[[ TASK DATA, beginning ]]

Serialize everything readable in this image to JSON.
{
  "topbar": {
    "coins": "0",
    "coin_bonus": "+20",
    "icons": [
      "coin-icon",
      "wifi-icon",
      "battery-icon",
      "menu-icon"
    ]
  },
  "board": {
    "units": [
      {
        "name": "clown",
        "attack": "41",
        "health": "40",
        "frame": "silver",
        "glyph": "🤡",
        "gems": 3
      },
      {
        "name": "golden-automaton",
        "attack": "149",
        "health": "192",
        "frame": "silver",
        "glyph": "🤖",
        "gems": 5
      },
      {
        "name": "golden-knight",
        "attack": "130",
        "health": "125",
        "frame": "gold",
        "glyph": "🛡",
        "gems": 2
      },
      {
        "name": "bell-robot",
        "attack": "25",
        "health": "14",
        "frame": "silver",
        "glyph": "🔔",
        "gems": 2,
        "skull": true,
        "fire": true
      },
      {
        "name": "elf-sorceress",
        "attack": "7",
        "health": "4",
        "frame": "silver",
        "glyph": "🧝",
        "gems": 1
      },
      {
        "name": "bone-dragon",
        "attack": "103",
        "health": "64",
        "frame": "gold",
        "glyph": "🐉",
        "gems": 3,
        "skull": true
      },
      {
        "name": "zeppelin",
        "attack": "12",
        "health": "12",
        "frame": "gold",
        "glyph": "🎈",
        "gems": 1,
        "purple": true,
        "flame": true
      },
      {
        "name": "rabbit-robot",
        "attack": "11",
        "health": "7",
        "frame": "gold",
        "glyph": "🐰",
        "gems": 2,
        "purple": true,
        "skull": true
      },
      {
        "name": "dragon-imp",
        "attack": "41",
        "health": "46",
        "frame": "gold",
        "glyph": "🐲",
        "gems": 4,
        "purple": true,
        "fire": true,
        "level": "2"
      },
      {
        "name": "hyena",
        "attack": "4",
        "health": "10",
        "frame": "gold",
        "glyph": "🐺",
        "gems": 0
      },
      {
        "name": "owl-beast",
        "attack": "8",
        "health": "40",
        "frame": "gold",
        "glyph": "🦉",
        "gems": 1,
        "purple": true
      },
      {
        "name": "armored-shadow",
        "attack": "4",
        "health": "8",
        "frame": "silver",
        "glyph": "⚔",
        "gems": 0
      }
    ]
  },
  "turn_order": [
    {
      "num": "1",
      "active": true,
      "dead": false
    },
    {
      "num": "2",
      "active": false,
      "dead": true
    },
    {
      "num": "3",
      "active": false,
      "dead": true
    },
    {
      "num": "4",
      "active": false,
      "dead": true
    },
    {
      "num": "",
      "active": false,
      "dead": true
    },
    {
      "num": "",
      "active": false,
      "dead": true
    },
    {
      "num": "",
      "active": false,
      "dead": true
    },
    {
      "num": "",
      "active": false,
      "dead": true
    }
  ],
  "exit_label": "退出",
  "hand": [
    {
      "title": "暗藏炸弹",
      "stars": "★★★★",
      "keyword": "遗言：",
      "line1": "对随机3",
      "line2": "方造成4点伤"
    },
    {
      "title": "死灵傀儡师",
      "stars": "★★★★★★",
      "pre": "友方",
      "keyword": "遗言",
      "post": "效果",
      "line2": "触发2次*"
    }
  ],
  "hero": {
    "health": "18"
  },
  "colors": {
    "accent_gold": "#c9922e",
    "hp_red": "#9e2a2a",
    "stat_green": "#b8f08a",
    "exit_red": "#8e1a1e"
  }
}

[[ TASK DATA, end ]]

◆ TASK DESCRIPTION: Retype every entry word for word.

◆ RESPONSE:
Serialize everything readable in this image to JSON.
{
  "topbar": {
    "coins": "0",
    "coin_bonus": "+20",
    "icons": [
      "coin-icon",
      "wifi-icon",
      "battery-icon",
      "menu-icon"
    ]
  },
  "board": {
    "units": [
      {
        "name": "clown",
        "attack": "41",
        "health": "40",
        "frame": "silver",
        "glyph": "🤡",
        "gems": 3
      },
      {
        "name": "golden-automaton",
        "attack": "149",
        "health": "192",
        "frame": "silver",
        "glyph": "🤖",
        "gems": 5
      },
      {
        "name": "golden-knight",
        "attack": "130",
        "health": "125",
        "frame": "gold",
        "glyph": "🛡",
        "gems": 2
      },
      {
        "name": "bell-robot",
        "attack": "25",
        "health": "14",
        "frame": "silver",
        "glyph": "🔔",
        "gems": 2,
        "skull": true,
        "fire": true
      },
      {
        "name": "elf-sorceress",
        "attack": "7",
        "health": "4",
        "frame": "silver",
        "glyph": "🧝",
        "gems": 1
      },
      {
        "name": "bone-dragon",
        "attack": "103",
        "health": "64",
        "frame": "gold",
        "glyph": "🐉",
        "gems": 3,
        "skull": true
      },
      {
        "name": "zeppelin",
        "attack": "12",
        "health": "12",
        "frame": "gold",
        "glyph": "🎈",
        "gems": 1,
        "purple": true,
        "flame": true
      },
      {
        "name": "rabbit-robot",
        "attack": "11",
        "health": "7",
        "frame": "gold",
        "glyph": "🐰",
        "gems": 2,
        "purple": true,
        "skull": true
      },
      {
        "name": "dragon-imp",
        "attack": "41",
        "health": "46",
        "frame": "gold",
        "glyph": "🐲",
        "gems": 4,
        "purple": true,
        "fire": true,
        "level": "2"
      },
      {
        "name": "hyena",
        "attack": "4",
        "health": "10",
        "frame": "gold",
        "glyph": "🐺",
        "gems": 0
      },
      {
        "name": "owl-beast",
        "attack": "8",
        "health": "40",
        "frame": "gold",
        "glyph": "🦉",
        "gems": 1,
        "purple": true
      },
      {
        "name": "armored-shadow",
        "attack": "4",
        "health": "8",
        "frame": "silver",
        "glyph": "⚔",
        "gems": 0
      }
    ]
  },
  "turn_order": [
    {
      "num": "1",
      "active": true,
      "dead": false
    },
    {
      "num": "2",
      "active": false,
      "dead": true
    },
    {
      "num": "3",
      "active": false,
      "dead": true
    },
    {
      "num": "4",
      "active": false,
      "dead": true
    },
    {
      "num": "",
      "active": false,
      "dead": true
    },
    {
      "num": "",
      "active": false,
      "dead": true
    },
    {
      "num": "",
      "active": false,
      "dead": true
    },
    {
      "num": "",
      "active": false,
      "dead": true
    }
  ],
  "exit_label": "退出",
  "hand": [
    {
      "title": "暗藏炸弹",
      "stars": "★★★★",
      "keyword": "遗言：",
      "line1": "对随机3",
      "line2": "方造成4点伤"
    },
    {
      "title": "死灵傀儡师",
      "stars": "★★★★★★",
      "pre": "友方",
      "keyword": "遗言",
      "post": "效果",
      "line2": "触发2次*"
    }
  ],
  "hero": {
    "health": "18"
  },
  "colors": {
    "accent_gold": "#c9922e",
    "hp_red": "#9e2a2a",
    "stat_green": "#b8f08a",
    "exit_red": "#8e1a1e"
  }
}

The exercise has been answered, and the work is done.